It kind of goes without saying: Moms are TIRED.
I get it. I feel you. I've been tired for eight years. It's not a competition at all. Maybe you have a newborn who has their days and nights mixed up. Maybe you have twins. (Bless you!) Maybe your 7-year-old climbs into bed with you every night at 2 a.m. right as you enter REM sleep. Whatever it is, you and me, girl, we're bone tired. Me? I’m "eight years of pregnancies, babies, breastfeeding, non-sleeping toddlers, adding more babies" kind of tired. It's exhausting.
Honestly, there should be a special word for the tiredness that moms feel. Can the Webster people get on that? Is it too late to have a new word created in honor of us moms?
If I were rested, I would be missing everything I love.
I think if someone told me I could sleep for a week straight, I probably would. Someday, maybe I will. Really, even one uninterrupted night would do me wonders. But, for now, this is my life. I live a wonderfully, tired life. I drink coffee and I take naps when I can. I have the very best under-eye concealer. I stay up too late and regret it an hour after I finally go to bed and a little one calls for me. But during one of these middle-of-the-night sessions when I rock my kids to sleep again, I also realize that I'm thankful for this tiredness.
Tiredness makes me happy. Feeling tired makes me feel thankful.
Why? It’s because tiredness represents so much in my life that's good.

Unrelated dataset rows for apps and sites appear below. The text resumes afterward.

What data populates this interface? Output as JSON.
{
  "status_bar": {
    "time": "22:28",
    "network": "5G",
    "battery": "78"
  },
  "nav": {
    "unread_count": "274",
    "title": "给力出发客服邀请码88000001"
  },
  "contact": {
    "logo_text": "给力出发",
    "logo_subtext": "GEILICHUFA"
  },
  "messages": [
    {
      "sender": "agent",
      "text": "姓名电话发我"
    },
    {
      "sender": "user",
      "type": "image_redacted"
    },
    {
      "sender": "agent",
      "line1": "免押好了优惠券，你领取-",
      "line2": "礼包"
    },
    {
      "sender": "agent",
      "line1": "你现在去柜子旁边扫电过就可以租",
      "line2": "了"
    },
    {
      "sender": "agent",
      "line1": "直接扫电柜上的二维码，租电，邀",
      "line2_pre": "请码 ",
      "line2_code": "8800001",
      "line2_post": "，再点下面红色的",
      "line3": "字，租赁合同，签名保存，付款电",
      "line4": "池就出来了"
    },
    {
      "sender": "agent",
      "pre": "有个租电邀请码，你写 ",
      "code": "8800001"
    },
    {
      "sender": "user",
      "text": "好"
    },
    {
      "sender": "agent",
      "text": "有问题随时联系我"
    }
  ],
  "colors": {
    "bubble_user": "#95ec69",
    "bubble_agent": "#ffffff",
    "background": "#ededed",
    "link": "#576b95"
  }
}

If I were rested, I would be missing everything I love.
Being tired means my life is full. I'm juggling kids I adore. I'm juggling a home I love. I'm making meals and transporting kids to and fro all the live long day. I'm fitting in occasional dates with my husband. I’m bathing kids and trimming nails. I’m training for a 10K. I’m helping my sister plan her wedding. I’m spending night time hours soothing a baby who is cutting teeth. I’m teaching my son to read. I’m grocery shopping and buying birthday presents. I’m quelling sibling squabbles and coordinating play dates. I’m crawling into my big kids' bed after they fall asleep and praying over their hearts and their futures. I’m hustling in my side gig and I’m planning our extended family vacation to a national park next summer.

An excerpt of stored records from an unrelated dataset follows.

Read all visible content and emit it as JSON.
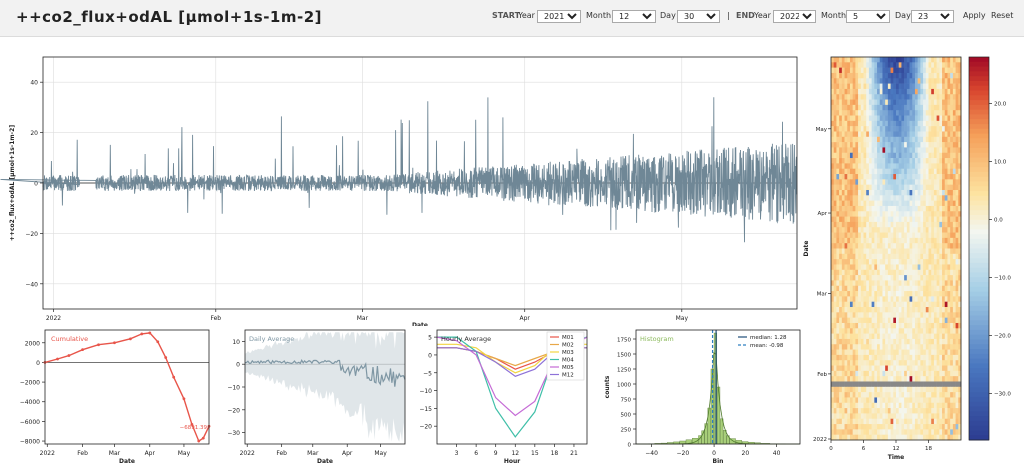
{
  "header": {
    "title": "++co2_flux+odAL [µmol+1s-1m-2]",
    "start_label": "START",
    "end_label": "END",
    "separator": "|",
    "year_label": "Year",
    "month_label": "Month",
    "day_label": "Day",
    "start": {
      "year": "2021",
      "month": "12",
      "day": "30"
    },
    "end": {
      "year": "2022",
      "month": "5",
      "day": "23"
    },
    "apply_label": "Apply",
    "reset_label": "Reset"
  },
  "colors": {
    "series": "#6f8796",
    "cumulative": "#e8554a",
    "daily": "#7f97a4",
    "histogram": "#a8cf7a",
    "histogram_label": "#8ab95a",
    "median_line": "#1f4e79",
    "mean_line": "#2f7fc1"
  },
  "chart_data": [
    {
      "type": "line",
      "name": "timeseries",
      "xlabel": "Date",
      "ylabel": "++co2_flux+odAL [µmol+1s-1m-2]",
      "xticks": [
        "2022",
        "Feb",
        "Mar",
        "Apr",
        "May"
      ],
      "yticks": [
        "40",
        "20",
        "0",
        "−20",
        "−40"
      ],
      "ylim": [
        -50,
        50
      ],
      "x_range": [
        "2021-12-30",
        "2022-05-23"
      ],
      "grid": true
    },
    {
      "type": "line",
      "name": "cumulative",
      "label": "Cumulative",
      "xlabel": "Date",
      "xticks": [
        "2022",
        "Feb",
        "Mar",
        "Apr",
        "May"
      ],
      "yticks": [
        "2000",
        "0",
        "−2000",
        "−4000",
        "−6000",
        "−8000"
      ],
      "ylim": [
        -8300,
        3300
      ],
      "x": [
        "2021-12-30",
        "2022-01-10",
        "2022-01-20",
        "2022-02-01",
        "2022-02-15",
        "2022-03-01",
        "2022-03-15",
        "2022-03-25",
        "2022-04-01",
        "2022-04-08",
        "2022-04-15",
        "2022-04-22",
        "2022-05-01",
        "2022-05-08",
        "2022-05-14",
        "2022-05-18",
        "2022-05-23"
      ],
      "values": [
        0,
        350,
        700,
        1300,
        1800,
        2000,
        2400,
        2900,
        3000,
        2100,
        500,
        -1500,
        -3700,
        -6300,
        -8000,
        -7700,
        -6500
      ],
      "annotation": "−6891.39"
    },
    {
      "type": "line",
      "name": "daily_average",
      "label": "Daily Average",
      "xlabel": "Date",
      "xticks": [
        "2022",
        "Feb",
        "Mar",
        "Apr",
        "May"
      ],
      "yticks": [
        "10",
        "0",
        "−10",
        "−20",
        "−30"
      ],
      "ylim": [
        -35,
        15
      ]
    },
    {
      "type": "line",
      "name": "hourly_average",
      "label": "Hourly Average",
      "xlabel": "Hour",
      "xticks": [
        "3",
        "6",
        "9",
        "12",
        "15",
        "18",
        "21"
      ],
      "yticks": [
        "5",
        "0",
        "−5",
        "−10",
        "−15",
        "−20"
      ],
      "ylim": [
        -25,
        7
      ],
      "x": [
        0,
        3,
        6,
        9,
        12,
        15,
        18,
        21,
        23
      ],
      "series": [
        {
          "name": "M01",
          "color": "#e8554a",
          "values": [
            2,
            2,
            1,
            -1,
            -4,
            -2,
            1,
            2,
            2
          ]
        },
        {
          "name": "M02",
          "color": "#e8a848",
          "values": [
            2,
            2,
            1,
            -1,
            -3,
            -1,
            1,
            2,
            2
          ]
        },
        {
          "name": "M03",
          "color": "#f2d542",
          "values": [
            3,
            3,
            2,
            -2,
            -5,
            -3,
            2,
            3,
            3
          ]
        },
        {
          "name": "M04",
          "color": "#3fbfa8",
          "values": [
            5,
            5,
            1,
            -15,
            -23,
            -16,
            0,
            4,
            5
          ]
        },
        {
          "name": "M05",
          "color": "#c56bd6",
          "values": [
            5,
            4,
            0,
            -12,
            -17,
            -13,
            -1,
            3,
            5
          ]
        },
        {
          "name": "M12",
          "color": "#8e72d8",
          "values": [
            2,
            2,
            1,
            -2,
            -6,
            -4,
            1,
            2,
            2
          ]
        }
      ]
    },
    {
      "type": "bar",
      "name": "histogram",
      "label": "Histogram",
      "xlabel": "Bin",
      "ylabel": "counts",
      "xticks": [
        "−40",
        "−20",
        "0",
        "20",
        "40"
      ],
      "yticks": [
        "1750",
        "1500",
        "1250",
        "1000",
        "750",
        "500",
        "250",
        "0"
      ],
      "ylim": [
        0,
        1900
      ],
      "xlim": [
        -50,
        55
      ],
      "bins": [
        -42,
        -38,
        -34,
        -30,
        -26,
        -22,
        -18,
        -14,
        -10,
        -8,
        -6,
        -4,
        -2,
        0,
        2,
        4,
        6,
        8,
        10,
        14,
        18,
        22,
        26,
        30,
        36,
        42
      ],
      "values": [
        5,
        10,
        15,
        25,
        35,
        50,
        70,
        95,
        140,
        220,
        340,
        600,
        1250,
        1850,
        950,
        420,
        230,
        140,
        90,
        60,
        40,
        30,
        20,
        10,
        5,
        2
      ],
      "median_label": "median: 1.28",
      "mean_label": "mean: -0.98",
      "median": 1.28,
      "mean": -0.98
    },
    {
      "type": "heatmap",
      "name": "fingerprint",
      "xlabel": "Time",
      "ylabel": "Date",
      "xticks": [
        "0",
        "6",
        "12",
        "18"
      ],
      "yticks": [
        "May",
        "Apr",
        "Mar",
        "Feb",
        "2022"
      ],
      "colorbar_ticks": [
        "20.0",
        "10.0",
        "0.0",
        "−10.0",
        "−20.0",
        "−30.0"
      ],
      "vmin": -38,
      "vmax": 28
    }
  ]
}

I’m so busy and so tired and so very happy. My tiredness is a result of wonderful things. And, if you think on it for a moment, I bet your tiredness is similar.
As we move into the season of acknowledging thankfulness, you can turn your woe is me motherhood grumps into a reason to celebrate. I'm thankful for tiredness and I know you are, too. Our tiredness is merely a symptom of a life well-lived. Embrace it! Sleep will come … someday.